Problem statement:
Could you restate the data word for word?

Records from a data source

▼▼▼

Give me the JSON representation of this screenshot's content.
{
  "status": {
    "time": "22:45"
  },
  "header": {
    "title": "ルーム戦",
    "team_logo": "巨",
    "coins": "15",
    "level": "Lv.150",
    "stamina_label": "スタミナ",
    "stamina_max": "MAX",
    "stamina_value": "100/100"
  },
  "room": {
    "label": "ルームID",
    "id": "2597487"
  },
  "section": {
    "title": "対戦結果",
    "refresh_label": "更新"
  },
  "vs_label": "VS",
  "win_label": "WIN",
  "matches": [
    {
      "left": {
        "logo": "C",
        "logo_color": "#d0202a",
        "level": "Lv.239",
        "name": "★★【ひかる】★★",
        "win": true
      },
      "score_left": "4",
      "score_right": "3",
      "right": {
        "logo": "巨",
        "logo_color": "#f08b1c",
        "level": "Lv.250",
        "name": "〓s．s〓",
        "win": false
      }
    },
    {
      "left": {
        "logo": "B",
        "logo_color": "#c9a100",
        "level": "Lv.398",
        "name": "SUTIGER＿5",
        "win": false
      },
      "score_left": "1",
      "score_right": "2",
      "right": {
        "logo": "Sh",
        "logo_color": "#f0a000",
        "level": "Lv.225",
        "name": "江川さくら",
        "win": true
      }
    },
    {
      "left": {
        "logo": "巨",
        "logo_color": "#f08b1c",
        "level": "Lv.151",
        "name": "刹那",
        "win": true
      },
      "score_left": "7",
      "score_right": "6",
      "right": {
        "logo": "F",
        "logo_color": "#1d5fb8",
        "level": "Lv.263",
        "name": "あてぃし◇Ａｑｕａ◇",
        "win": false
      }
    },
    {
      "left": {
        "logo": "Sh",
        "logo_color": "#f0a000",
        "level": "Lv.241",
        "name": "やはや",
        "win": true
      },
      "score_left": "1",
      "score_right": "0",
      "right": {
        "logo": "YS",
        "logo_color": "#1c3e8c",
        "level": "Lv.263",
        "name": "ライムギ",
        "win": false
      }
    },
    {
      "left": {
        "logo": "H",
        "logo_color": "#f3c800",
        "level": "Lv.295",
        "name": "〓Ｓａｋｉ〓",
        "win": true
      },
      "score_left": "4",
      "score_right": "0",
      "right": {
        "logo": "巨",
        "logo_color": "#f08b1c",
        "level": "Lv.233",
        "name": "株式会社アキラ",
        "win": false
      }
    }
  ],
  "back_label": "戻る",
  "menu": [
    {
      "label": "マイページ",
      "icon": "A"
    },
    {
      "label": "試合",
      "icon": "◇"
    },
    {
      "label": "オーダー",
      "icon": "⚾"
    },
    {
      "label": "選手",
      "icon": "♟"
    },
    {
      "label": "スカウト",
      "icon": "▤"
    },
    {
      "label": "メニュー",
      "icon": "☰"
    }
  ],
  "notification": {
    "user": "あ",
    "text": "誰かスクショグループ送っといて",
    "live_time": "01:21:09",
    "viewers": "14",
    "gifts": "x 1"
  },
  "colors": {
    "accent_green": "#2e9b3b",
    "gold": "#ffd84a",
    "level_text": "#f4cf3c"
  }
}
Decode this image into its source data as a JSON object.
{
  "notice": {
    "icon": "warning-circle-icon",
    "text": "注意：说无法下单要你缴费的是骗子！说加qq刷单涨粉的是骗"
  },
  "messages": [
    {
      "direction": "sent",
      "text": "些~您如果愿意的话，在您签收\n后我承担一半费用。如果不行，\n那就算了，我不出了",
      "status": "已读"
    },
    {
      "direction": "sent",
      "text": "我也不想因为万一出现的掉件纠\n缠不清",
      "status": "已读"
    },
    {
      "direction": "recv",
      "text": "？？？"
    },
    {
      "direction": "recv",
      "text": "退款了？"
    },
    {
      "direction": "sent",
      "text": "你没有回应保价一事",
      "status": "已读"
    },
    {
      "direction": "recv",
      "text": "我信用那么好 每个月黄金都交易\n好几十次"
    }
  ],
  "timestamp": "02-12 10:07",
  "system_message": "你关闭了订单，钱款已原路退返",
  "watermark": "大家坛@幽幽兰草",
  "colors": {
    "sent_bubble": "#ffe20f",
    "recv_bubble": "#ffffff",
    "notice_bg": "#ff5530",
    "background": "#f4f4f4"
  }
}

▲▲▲

Answer section:
Give me the JSON representation of this screenshot's content.
{
  "status": {
    "time": "22:45"
  },
  "header": {
    "title": "ルーム戦",
    "team_logo": "巨",
    "coins": "15",
    "level": "Lv.150",
    "stamina_label": "スタミナ",
    "stamina_max": "MAX",
    "stamina_value": "100/100"
  },
  "room": {
    "label": "ルームID",
    "id": "2597487"
  },
  "section": {
    "title": "対戦結果",
    "refresh_label": "更新"
  },
  "vs_label": "VS",
  "win_label": "WIN",
  "matches": [
    {
      "left": {
        "logo": "C",
        "logo_color": "#d0202a",
        "level": "Lv.239",
        "name": "★★【ひかる】★★",
        "win": true
      },
      "score_left": "4",
      "score_right": "3",
      "right": {
        "logo": "巨",
        "logo_color": "#f08b1c",
        "level": "Lv.250",
        "name": "〓s．s〓",
        "win": false
      }
    },
    {
      "left": {
        "logo": "B",
        "logo_color": "#c9a100",
        "level": "Lv.398",
        "name": "SUTIGER＿5",
        "win": false
      },
      "score_left": "1",
      "score_right": "2",
      "right": {
        "logo": "Sh",
        "logo_color": "#f0a000",
        "level": "Lv.225",
        "name": "江川さくら",
        "win": true
      }
    },
    {
      "left": {
        "logo": "巨",
        "logo_color": "#f08b1c",
        "level": "Lv.151",
        "name": "刹那",
        "win": true
      },
      "score_left": "7",
      "score_right": "6",
      "right": {
        "logo": "F",
        "logo_color": "#1d5fb8",
        "level": "Lv.263",
        "name": "あてぃし◇Ａｑｕａ◇",
        "win": false
      }
    },
    {
      "left": {
        "logo": "Sh",
        "logo_color": "#f0a000",
        "level": "Lv.241",
        "name": "やはや",
        "win": true
      },
      "score_left": "1",
      "score_right": "0",
      "right": {
        "logo": "YS",
        "logo_color": "#1c3e8c",
        "level": "Lv.263",
        "name": "ライムギ",
        "win": false
      }
    },
    {
      "left": {
        "logo": "H",
        "logo_color": "#f3c800",
        "level": "Lv.295",
        "name": "〓Ｓａｋｉ〓",
        "win": true
      },
      "score_left": "4",
      "score_right": "0",
      "right": {
        "logo": "巨",
        "logo_color": "#f08b1c",
        "level": "Lv.233",
        "name": "株式会社アキラ",
        "win": false
      }
    }
  ],
  "back_label": "戻る",
  "menu": [
    {
      "label": "マイページ",
      "icon": "A"
    },
    {
      "label": "試合",
      "icon": "◇"
    },
    {
      "label": "オーダー",
      "icon": "⚾"
    },
    {
      "label": "選手",
      "icon": "♟"
    },
    {
      "label": "スカウト",
      "icon": "▤"
    },
    {
      "label": "メニュー",
      "icon": "☰"
    }
  ],
  "notification": {
    "user": "あ",
    "text": "誰かスクショグループ送っといて",
    "live_time": "01:21:09",
    "viewers": "14",
    "gifts": "x 1"
  },
  "colors": {
    "accent_green": "#2e9b3b",
    "gold": "#ffd84a",
    "level_text": "#f4cf3c"
  }
}
Decode this image into its source data as a JSON object.
{
  "notice": {
    "icon": "warning-circle-icon",
    "text": "注意：说无法下单要你缴费的是骗子！说加qq刷单涨粉的是骗"
  },
  "messages": [
    {
      "direction": "sent",
      "text": "些~您如果愿意的话，在您签收\n后我承担一半费用。如果不行，\n那就算了，我不出了",
      "status": "已读"
    },
    {
      "direction": "sent",
      "text": "我也不想因为万一出现的掉件纠\n缠不清",
      "status": "已读"
    },
    {
      "direction": "recv",
      "text": "？？？"
    },
    {
      "direction": "recv",
      "text": "退款了？"
    },
    {
      "direction": "sent",
      "text": "你没有回应保价一事",
      "status": "已读"
    },
    {
      "direction": "recv",
      "text": "我信用那么好 每个月黄金都交易\n好几十次"
    }
  ],
  "timestamp": "02-12 10:07",
  "system_message": "你关闭了订单，钱款已原路退返",
  "watermark": "大家坛@幽幽兰草",
  "colors": {
    "sent_bubble": "#ffe20f",
    "recv_bubble": "#ffffff",
    "notice_bg": "#ff5530",
    "background": "#f4f4f4"
  }
}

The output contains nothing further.